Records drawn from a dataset
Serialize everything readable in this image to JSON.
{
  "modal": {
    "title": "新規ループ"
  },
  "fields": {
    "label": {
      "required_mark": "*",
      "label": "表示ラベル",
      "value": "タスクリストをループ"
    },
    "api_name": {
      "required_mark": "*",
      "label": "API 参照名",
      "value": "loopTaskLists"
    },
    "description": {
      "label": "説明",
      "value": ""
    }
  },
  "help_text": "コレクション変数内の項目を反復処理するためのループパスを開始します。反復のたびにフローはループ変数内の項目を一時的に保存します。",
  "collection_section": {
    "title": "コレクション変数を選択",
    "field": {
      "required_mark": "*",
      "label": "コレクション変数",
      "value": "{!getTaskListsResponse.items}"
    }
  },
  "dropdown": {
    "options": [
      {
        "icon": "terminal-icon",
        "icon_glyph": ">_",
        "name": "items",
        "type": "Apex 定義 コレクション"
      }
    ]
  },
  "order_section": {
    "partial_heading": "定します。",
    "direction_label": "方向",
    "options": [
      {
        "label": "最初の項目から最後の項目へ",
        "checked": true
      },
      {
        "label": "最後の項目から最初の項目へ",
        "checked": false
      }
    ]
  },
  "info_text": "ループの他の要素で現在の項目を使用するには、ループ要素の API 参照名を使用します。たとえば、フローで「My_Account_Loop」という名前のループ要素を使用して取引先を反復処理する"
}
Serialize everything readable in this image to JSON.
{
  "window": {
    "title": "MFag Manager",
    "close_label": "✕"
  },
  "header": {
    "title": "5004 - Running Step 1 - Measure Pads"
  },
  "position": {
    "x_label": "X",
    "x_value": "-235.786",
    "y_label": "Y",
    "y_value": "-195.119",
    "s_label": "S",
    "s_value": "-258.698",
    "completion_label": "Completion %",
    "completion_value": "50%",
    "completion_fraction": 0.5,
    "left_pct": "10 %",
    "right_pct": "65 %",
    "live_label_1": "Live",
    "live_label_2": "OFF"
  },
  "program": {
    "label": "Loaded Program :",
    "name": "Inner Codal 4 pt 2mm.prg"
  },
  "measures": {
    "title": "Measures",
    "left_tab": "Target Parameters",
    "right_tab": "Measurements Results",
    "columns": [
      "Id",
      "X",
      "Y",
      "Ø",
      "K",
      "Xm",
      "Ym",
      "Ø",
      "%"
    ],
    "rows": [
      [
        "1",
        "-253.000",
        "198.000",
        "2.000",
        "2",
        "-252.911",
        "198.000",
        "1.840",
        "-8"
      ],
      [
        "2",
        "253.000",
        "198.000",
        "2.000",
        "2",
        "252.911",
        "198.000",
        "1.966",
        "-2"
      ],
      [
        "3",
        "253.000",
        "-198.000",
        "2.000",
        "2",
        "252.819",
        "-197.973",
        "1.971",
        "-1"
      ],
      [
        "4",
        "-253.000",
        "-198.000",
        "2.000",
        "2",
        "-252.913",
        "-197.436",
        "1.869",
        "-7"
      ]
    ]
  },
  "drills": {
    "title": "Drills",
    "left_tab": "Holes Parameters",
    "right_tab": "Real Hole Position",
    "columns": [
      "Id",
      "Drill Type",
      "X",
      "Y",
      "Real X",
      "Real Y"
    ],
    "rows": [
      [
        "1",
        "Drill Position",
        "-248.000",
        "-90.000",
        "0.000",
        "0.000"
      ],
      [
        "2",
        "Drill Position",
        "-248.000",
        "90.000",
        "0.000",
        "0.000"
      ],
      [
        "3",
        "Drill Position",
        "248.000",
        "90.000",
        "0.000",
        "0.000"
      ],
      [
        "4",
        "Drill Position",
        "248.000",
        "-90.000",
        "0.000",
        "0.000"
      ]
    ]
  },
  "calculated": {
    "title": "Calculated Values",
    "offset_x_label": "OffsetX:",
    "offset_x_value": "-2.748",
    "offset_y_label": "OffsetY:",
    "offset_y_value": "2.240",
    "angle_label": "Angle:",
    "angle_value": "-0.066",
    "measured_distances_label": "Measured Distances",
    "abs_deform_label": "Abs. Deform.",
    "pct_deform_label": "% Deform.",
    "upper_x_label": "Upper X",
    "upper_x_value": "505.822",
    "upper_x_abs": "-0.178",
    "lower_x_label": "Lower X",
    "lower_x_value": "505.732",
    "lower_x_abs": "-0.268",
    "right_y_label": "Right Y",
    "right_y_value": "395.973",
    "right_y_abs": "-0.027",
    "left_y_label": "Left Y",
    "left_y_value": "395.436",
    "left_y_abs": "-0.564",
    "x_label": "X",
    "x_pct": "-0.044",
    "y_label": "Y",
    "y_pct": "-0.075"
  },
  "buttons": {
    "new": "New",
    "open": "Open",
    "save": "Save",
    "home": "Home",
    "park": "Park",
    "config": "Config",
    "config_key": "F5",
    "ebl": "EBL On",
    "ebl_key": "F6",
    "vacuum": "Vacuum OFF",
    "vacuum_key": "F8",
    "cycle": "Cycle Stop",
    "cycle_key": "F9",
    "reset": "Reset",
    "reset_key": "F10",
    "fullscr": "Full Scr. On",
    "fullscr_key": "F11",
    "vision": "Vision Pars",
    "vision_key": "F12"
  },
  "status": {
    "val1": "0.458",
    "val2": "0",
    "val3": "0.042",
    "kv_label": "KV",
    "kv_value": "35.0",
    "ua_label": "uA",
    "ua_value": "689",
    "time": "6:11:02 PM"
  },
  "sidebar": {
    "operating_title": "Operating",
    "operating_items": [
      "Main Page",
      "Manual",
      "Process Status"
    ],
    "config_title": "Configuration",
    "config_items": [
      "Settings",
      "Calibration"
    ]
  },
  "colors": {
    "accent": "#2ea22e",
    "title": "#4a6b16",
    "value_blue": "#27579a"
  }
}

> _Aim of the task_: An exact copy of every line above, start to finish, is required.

> _Response area_:
Serialize everything readable in this image to JSON.
{
  "modal": {
    "title": "新規ループ"
  },
  "fields": {
    "label": {
      "required_mark": "*",
      "label": "表示ラベル",
      "value": "タスクリストをループ"
    },
    "api_name": {
      "required_mark": "*",
      "label": "API 参照名",
      "value": "loopTaskLists"
    },
    "description": {
      "label": "説明",
      "value": ""
    }
  },
  "help_text": "コレクション変数内の項目を反復処理するためのループパスを開始します。反復のたびにフローはループ変数内の項目を一時的に保存します。",
  "collection_section": {
    "title": "コレクション変数を選択",
    "field": {
      "required_mark": "*",
      "label": "コレクション変数",
      "value": "{!getTaskListsResponse.items}"
    }
  },
  "dropdown": {
    "options": [
      {
        "icon": "terminal-icon",
        "icon_glyph": ">_",
        "name": "items",
        "type": "Apex 定義 コレクション"
      }
    ]
  },
  "order_section": {
    "partial_heading": "定します。",
    "direction_label": "方向",
    "options": [
      {
        "label": "最初の項目から最後の項目へ",
        "checked": true
      },
      {
        "label": "最後の項目から最初の項目へ",
        "checked": false
      }
    ]
  },
  "info_text": "ループの他の要素で現在の項目を使用するには、ループ要素の API 参照名を使用します。たとえば、フローで「My_Account_Loop」という名前のループ要素を使用して取引先を反復処理する"
}
Serialize everything readable in this image to JSON.
{
  "window": {
    "title": "MFag Manager",
    "close_label": "✕"
  },
  "header": {
    "title": "5004 - Running Step 1 - Measure Pads"
  },
  "position": {
    "x_label": "X",
    "x_value": "-235.786",
    "y_label": "Y",
    "y_value": "-195.119",
    "s_label": "S",
    "s_value": "-258.698",
    "completion_label": "Completion %",
    "completion_value": "50%",
    "completion_fraction": 0.5,
    "left_pct": "10 %",
    "right_pct": "65 %",
    "live_label_1": "Live",
    "live_label_2": "OFF"
  },
  "program": {
    "label": "Loaded Program :",
    "name": "Inner Codal 4 pt 2mm.prg"
  },
  "measures": {
    "title": "Measures",
    "left_tab": "Target Parameters",
    "right_tab": "Measurements Results",
    "columns": [
      "Id",
      "X",
      "Y",
      "Ø",
      "K",
      "Xm",
      "Ym",
      "Ø",
      "%"
    ],
    "rows": [
      [
        "1",
        "-253.000",
        "198.000",
        "2.000",
        "2",
        "-252.911",
        "198.000",
        "1.840",
        "-8"
      ],
      [
        "2",
        "253.000",
        "198.000",
        "2.000",
        "2",
        "252.911",
        "198.000",
        "1.966",
        "-2"
      ],
      [
        "3",
        "253.000",
        "-198.000",
        "2.000",
        "2",
        "252.819",
        "-197.973",
        "1.971",
        "-1"
      ],
      [
        "4",
        "-253.000",
        "-198.000",
        "2.000",
        "2",
        "-252.913",
        "-197.436",
        "1.869",
        "-7"
      ]
    ]
  },
  "drills": {
    "title": "Drills",
    "left_tab": "Holes Parameters",
    "right_tab": "Real Hole Position",
    "columns": [
      "Id",
      "Drill Type",
      "X",
      "Y",
      "Real X",
      "Real Y"
    ],
    "rows": [
      [
        "1",
        "Drill Position",
        "-248.000",
        "-90.000",
        "0.000",
        "0.000"
      ],
      [
        "2",
        "Drill Position",
        "-248.000",
        "90.000",
        "0.000",
        "0.000"
      ],
      [
        "3",
        "Drill Position",
        "248.000",
        "90.000",
        "0.000",
        "0.000"
      ],
      [
        "4",
        "Drill Position",
        "248.000",
        "-90.000",
        "0.000",
        "0.000"
      ]
    ]
  },
  "calculated": {
    "title": "Calculated Values",
    "offset_x_label": "OffsetX:",
    "offset_x_value": "-2.748",
    "offset_y_label": "OffsetY:",
    "offset_y_value": "2.240",
    "angle_label": "Angle:",
    "angle_value": "-0.066",
    "measured_distances_label": "Measured Distances",
    "abs_deform_label": "Abs. Deform.",
    "pct_deform_label": "% Deform.",
    "upper_x_label": "Upper X",
    "upper_x_value": "505.822",
    "upper_x_abs": "-0.178",
    "lower_x_label": "Lower X",
    "lower_x_value": "505.732",
    "lower_x_abs": "-0.268",
    "right_y_label": "Right Y",
    "right_y_value": "395.973",
    "right_y_abs": "-0.027",
    "left_y_label": "Left Y",
    "left_y_value": "395.436",
    "left_y_abs": "-0.564",
    "x_label": "X",
    "x_pct": "-0.044",
    "y_label": "Y",
    "y_pct": "-0.075"
  },
  "buttons": {
    "new": "New",
    "open": "Open",
    "save": "Save",
    "home": "Home",
    "park": "Park",
    "config": "Config",
    "config_key": "F5",
    "ebl": "EBL On",
    "ebl_key": "F6",
    "vacuum": "Vacuum OFF",
    "vacuum_key": "F8",
    "cycle": "Cycle Stop",
    "cycle_key": "F9",
    "reset": "Reset",
    "reset_key": "F10",
    "fullscr": "Full Scr. On",
    "fullscr_key": "F11",
    "vision": "Vision Pars",
    "vision_key": "F12"
  },
  "status": {
    "val1": "0.458",
    "val2": "0",
    "val3": "0.042",
    "kv_label": "KV",
    "kv_value": "35.0",
    "ua_label": "uA",
    "ua_value": "689",
    "time": "6:11:02 PM"
  },
  "sidebar": {
    "operating_title": "Operating",
    "operating_items": [
      "Main Page",
      "Manual",
      "Process Status"
    ],
    "config_title": "Configuration",
    "config_items": [
      "Settings",
      "Calibration"
    ]
  },
  "colors": {
    "accent": "#2ea22e",
    "title": "#4a6b16",
    "value_blue": "#27579a"
  }
}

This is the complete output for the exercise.